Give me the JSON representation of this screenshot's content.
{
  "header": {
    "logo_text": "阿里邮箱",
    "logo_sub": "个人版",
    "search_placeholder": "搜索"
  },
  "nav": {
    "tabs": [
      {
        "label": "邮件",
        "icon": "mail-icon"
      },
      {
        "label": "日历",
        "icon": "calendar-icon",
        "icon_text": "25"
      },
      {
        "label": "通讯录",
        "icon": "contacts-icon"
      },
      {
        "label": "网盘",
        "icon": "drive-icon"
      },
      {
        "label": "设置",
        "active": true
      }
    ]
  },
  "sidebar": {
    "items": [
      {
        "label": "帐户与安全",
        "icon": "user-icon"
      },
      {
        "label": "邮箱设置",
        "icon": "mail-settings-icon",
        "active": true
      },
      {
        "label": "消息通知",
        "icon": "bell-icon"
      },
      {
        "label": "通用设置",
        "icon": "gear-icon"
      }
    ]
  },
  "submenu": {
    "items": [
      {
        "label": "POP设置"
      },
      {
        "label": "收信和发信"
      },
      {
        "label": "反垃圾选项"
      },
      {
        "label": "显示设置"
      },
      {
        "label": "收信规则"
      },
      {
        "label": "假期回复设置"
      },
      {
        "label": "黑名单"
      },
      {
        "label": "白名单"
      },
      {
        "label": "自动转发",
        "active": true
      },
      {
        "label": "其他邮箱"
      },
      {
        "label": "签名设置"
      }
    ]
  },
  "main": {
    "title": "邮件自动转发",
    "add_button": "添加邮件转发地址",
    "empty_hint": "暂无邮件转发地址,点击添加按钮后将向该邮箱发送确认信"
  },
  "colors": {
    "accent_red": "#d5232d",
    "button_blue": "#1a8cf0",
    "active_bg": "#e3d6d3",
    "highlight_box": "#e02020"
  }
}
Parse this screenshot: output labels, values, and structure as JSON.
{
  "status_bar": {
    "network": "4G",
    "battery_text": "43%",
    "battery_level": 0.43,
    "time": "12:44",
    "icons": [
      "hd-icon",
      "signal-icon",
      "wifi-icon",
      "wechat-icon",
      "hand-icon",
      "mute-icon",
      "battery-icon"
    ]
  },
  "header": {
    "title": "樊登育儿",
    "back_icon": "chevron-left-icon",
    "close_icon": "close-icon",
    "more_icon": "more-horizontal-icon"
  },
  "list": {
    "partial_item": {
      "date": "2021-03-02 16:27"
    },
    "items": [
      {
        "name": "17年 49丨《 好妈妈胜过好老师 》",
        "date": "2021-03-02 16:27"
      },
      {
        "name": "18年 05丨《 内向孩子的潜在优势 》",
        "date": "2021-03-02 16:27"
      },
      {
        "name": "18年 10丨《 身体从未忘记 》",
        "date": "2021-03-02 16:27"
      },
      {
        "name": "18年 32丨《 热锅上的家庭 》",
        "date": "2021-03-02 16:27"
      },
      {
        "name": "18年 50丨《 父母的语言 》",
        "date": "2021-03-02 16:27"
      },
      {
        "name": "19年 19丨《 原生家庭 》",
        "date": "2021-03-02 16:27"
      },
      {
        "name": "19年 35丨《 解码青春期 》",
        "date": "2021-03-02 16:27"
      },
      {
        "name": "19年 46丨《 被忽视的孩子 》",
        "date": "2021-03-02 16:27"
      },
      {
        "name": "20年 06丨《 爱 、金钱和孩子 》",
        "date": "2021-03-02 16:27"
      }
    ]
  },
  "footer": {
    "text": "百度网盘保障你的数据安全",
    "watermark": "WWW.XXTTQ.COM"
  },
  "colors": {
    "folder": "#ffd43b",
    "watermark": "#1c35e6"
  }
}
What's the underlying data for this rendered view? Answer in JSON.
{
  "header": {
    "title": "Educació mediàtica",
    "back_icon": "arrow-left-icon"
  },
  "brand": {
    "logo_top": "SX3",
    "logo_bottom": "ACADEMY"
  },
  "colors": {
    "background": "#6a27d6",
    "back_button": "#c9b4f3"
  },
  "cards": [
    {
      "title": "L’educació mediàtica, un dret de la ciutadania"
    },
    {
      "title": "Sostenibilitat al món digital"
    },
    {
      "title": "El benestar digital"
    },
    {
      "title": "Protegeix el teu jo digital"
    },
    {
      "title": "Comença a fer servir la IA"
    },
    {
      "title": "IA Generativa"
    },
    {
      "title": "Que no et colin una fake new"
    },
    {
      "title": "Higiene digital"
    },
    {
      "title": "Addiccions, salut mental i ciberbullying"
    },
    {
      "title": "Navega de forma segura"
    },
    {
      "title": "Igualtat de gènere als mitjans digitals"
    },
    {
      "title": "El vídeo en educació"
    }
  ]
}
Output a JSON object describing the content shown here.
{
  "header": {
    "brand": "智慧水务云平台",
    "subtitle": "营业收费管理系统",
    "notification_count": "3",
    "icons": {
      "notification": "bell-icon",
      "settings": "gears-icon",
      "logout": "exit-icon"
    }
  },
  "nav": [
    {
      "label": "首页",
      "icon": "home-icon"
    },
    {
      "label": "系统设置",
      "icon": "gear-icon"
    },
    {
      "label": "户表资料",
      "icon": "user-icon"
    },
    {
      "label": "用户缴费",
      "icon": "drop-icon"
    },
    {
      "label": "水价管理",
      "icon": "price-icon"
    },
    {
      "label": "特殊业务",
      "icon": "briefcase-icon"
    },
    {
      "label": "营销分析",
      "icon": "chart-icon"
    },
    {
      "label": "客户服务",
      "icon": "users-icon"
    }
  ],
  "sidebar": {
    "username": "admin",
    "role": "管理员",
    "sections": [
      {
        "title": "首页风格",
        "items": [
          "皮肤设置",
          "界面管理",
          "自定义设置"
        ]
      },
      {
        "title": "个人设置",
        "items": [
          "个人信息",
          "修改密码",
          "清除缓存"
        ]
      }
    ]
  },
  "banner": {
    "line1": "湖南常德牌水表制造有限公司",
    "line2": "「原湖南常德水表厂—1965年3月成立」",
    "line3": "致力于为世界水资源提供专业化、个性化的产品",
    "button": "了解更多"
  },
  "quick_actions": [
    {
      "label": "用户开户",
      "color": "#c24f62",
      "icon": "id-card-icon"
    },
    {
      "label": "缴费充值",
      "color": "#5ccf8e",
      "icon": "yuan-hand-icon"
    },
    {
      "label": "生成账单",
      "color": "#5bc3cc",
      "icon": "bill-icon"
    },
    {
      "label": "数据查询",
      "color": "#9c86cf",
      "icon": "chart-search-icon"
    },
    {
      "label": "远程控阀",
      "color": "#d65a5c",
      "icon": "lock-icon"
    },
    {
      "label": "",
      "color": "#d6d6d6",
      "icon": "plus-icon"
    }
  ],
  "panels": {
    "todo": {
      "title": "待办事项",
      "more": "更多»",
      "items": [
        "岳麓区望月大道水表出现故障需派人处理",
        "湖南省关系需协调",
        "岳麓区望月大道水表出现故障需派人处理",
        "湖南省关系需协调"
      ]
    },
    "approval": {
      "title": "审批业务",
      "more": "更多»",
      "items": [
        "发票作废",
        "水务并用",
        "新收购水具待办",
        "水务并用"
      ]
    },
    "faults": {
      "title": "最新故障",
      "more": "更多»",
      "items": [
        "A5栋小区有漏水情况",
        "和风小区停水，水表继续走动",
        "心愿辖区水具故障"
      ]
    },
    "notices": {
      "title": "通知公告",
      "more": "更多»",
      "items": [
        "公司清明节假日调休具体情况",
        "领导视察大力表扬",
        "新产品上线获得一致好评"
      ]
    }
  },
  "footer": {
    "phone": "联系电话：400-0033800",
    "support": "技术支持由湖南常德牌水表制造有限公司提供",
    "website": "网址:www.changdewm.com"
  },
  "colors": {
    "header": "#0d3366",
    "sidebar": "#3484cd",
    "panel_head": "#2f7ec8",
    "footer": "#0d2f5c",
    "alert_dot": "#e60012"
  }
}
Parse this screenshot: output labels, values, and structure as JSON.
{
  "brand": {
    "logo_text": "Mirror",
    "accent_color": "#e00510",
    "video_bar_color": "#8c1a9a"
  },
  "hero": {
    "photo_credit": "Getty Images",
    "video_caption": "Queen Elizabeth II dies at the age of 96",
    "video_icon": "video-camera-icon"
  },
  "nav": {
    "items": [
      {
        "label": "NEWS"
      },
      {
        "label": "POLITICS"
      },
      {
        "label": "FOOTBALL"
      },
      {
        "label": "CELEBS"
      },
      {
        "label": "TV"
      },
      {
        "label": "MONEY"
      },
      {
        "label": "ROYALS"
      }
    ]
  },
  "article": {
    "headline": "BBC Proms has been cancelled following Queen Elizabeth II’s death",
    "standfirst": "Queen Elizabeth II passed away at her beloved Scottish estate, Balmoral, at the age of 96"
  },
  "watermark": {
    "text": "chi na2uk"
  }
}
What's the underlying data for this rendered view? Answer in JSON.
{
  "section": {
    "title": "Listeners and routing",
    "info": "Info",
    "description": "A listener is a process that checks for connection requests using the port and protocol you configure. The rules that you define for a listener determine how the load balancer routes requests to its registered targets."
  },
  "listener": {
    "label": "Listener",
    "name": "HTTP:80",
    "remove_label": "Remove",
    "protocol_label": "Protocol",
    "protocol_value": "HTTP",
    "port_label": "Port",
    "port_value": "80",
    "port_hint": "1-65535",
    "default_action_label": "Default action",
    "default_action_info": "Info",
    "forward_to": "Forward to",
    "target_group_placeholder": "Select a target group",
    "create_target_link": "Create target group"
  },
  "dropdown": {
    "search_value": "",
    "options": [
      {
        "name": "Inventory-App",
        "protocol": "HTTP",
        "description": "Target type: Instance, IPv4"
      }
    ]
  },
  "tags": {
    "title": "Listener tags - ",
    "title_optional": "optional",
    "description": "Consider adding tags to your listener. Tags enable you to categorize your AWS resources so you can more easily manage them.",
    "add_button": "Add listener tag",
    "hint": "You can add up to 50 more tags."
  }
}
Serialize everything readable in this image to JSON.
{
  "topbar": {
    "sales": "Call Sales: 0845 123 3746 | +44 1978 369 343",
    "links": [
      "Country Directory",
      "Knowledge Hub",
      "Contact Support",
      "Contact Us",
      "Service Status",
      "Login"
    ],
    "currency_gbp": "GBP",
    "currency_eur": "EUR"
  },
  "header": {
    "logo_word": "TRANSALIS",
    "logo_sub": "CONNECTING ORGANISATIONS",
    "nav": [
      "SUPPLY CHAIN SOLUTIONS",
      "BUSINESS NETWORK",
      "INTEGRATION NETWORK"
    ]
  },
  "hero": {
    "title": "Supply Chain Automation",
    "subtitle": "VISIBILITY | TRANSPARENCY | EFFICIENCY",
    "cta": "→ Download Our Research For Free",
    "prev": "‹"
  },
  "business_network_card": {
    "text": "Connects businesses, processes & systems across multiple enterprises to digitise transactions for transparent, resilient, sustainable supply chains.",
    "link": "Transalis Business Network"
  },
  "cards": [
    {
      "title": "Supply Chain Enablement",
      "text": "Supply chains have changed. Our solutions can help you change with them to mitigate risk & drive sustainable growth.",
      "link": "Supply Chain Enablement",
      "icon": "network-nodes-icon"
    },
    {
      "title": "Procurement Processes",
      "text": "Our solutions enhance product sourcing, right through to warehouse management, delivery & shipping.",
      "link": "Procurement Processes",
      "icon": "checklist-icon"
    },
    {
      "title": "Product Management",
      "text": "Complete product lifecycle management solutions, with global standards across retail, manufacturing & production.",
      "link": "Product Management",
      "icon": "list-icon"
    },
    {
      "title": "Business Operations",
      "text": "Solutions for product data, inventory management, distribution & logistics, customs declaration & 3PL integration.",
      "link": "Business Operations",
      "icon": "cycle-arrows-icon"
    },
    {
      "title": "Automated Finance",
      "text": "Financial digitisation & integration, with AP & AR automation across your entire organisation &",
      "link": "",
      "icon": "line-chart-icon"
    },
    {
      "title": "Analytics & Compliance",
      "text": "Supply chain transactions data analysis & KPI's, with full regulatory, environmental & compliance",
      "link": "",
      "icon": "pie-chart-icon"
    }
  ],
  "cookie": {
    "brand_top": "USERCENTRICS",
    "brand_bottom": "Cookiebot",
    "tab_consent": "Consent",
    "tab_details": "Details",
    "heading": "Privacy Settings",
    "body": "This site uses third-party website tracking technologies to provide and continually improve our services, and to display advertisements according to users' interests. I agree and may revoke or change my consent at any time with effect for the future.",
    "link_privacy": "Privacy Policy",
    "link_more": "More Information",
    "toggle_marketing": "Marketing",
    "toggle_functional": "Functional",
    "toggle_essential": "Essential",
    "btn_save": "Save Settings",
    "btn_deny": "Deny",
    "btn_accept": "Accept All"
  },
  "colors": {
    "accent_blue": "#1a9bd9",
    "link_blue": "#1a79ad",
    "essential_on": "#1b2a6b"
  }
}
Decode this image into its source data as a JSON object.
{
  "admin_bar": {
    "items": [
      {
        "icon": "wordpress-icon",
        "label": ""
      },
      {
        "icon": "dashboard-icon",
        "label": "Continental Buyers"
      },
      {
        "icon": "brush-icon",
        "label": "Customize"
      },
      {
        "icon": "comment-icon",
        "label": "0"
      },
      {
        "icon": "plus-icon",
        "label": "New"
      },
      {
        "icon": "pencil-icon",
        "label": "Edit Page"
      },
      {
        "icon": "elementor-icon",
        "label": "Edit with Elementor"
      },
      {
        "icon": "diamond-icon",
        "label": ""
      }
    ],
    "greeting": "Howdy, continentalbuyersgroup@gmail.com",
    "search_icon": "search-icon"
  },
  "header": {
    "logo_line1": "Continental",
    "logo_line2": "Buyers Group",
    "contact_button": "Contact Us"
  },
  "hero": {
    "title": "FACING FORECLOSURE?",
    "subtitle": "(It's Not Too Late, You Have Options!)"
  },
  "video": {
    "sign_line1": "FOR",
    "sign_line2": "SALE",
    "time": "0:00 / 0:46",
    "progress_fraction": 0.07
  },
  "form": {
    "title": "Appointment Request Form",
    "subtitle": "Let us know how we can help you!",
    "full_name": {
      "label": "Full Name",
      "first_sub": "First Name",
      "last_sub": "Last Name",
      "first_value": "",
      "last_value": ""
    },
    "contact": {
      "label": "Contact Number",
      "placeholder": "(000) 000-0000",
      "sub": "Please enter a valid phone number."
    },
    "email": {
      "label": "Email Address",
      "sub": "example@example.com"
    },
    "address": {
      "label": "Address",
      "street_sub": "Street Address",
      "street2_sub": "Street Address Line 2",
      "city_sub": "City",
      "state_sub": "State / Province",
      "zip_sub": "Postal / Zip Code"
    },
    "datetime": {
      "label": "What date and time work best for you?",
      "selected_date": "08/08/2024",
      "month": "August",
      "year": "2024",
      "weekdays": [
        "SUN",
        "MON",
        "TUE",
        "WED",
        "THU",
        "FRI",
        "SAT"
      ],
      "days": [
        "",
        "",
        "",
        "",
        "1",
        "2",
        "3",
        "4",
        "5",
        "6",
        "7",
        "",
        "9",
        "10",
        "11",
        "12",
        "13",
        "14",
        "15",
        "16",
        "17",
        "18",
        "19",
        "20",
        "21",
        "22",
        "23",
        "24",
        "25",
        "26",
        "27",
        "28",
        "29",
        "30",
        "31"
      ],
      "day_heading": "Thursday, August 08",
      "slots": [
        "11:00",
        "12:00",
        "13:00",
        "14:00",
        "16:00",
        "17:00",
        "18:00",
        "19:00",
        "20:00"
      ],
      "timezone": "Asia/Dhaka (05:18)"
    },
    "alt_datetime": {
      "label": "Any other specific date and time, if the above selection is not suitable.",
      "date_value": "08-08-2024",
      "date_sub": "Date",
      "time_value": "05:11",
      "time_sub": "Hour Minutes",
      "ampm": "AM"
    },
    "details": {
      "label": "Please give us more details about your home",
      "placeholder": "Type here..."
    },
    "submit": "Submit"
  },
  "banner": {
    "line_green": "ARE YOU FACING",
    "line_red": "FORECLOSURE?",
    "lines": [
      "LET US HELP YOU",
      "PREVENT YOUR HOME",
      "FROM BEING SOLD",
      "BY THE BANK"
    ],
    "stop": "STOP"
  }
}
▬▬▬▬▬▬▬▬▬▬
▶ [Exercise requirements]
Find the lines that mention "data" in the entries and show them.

▶ [Output for this exercise]
What's the underlying data for this rendered view? Answer in JSON.
What's the underlying data for this rendered view? Answer in JSON.
      "text": "Solutions for product data, inventory management, distribution & logistics, customs declaration & 3PL integration.",
      "text": "Supply chain transactions data analysis & KPI's, with full regulatory, environmental & compliance",
Decode this image into its source data as a JSON object.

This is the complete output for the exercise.